‒ When I finished treatment, I was more than ready for a change. I was very fortunate that this position came up at exactly the right time and that those closest to me gave me their complete backing.
Spending at least half of her time travelling, there has been little opportunity to get to know Beijing, so there are still countless fascinating places to discover. And, you could definitely say she has embraced the local traditions.
‒ Yes, I have joined the ranks of the electric scooter owners. People tend to say there is a before-scooter and after-scooter life in Beijing, which I completely subscribe to!
Mills Hagen loves Asia and had visited the continent numerous times before being offered a job there, even travelling to China while achieving her Executive MBA at BI Norwegian Business School. In fact, she was made aware of the position at AIIB by fellow EMBA student Søren Elbech, the bank’s current Treasurer. The banker says it is fun to work together again after all these years ‒ and emphasises that the degree has helped her career forward.
‒ I genuinely felt that I got a huge amount out of my EMBA. Most importantly, I gained a real sense of self-efficacy which served me well when I shortly thereafter moved into the executive management team during some extremely turbulent times at Eksportfinans.
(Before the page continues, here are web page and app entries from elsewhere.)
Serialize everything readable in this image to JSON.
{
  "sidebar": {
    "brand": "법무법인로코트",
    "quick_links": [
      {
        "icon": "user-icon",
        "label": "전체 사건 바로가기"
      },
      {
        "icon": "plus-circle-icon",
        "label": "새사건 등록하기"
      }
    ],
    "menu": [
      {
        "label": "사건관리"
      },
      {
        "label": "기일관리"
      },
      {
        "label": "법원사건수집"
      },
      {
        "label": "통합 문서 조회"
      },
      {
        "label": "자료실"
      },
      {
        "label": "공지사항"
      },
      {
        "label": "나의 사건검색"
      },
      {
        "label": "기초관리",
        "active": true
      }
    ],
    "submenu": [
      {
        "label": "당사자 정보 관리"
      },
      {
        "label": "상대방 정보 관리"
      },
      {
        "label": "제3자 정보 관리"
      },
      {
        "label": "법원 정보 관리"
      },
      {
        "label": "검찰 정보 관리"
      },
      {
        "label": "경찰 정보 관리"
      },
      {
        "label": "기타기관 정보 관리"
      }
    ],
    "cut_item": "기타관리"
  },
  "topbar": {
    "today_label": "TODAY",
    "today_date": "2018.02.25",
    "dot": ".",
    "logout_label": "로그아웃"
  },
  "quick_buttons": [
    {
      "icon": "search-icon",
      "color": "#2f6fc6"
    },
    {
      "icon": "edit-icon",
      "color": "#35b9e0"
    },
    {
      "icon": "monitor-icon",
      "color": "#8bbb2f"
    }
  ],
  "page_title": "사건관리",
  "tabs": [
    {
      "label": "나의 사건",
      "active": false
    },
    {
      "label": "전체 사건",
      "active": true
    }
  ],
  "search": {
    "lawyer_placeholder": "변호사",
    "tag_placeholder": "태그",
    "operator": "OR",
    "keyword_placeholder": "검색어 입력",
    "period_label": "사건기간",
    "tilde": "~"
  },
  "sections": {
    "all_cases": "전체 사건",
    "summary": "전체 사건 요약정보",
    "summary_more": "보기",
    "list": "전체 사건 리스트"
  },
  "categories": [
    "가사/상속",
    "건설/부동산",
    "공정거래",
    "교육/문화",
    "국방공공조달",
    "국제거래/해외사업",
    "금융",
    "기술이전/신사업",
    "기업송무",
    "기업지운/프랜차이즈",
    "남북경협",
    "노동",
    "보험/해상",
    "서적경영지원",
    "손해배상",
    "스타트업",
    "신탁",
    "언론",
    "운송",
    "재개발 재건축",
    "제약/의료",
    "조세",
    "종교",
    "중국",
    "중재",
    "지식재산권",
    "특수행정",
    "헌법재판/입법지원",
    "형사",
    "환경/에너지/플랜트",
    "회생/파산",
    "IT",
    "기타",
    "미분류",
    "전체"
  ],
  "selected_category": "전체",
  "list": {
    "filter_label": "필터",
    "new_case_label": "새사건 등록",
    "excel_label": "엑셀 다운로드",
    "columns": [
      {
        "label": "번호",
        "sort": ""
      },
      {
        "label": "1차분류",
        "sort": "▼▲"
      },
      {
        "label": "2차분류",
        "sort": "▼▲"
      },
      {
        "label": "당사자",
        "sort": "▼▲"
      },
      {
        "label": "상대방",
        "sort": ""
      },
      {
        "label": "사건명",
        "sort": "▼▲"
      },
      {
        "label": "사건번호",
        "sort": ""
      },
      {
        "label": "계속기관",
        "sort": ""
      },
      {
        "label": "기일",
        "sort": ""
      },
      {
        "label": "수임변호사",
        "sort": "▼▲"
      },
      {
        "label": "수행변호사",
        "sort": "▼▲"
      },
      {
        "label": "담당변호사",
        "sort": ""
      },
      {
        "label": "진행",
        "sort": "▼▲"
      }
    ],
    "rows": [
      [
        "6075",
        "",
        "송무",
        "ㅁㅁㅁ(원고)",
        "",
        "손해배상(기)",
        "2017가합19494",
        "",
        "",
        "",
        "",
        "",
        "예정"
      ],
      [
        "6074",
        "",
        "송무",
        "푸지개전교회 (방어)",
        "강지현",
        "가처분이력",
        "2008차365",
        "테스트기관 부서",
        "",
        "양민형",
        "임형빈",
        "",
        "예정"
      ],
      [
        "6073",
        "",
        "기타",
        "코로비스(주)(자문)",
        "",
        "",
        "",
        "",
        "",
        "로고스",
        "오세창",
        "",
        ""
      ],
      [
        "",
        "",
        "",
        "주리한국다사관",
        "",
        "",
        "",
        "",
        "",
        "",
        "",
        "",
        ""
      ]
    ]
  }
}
Now, she describes working for a new Triple-A rated MDB as «the chance of a lifetime» - and working in Beijing as an amazing experience.
‒ Things change all the time and it is so vast I doubt I would ever get to fully know it, but Beijing truly is an exciting city to live and work in.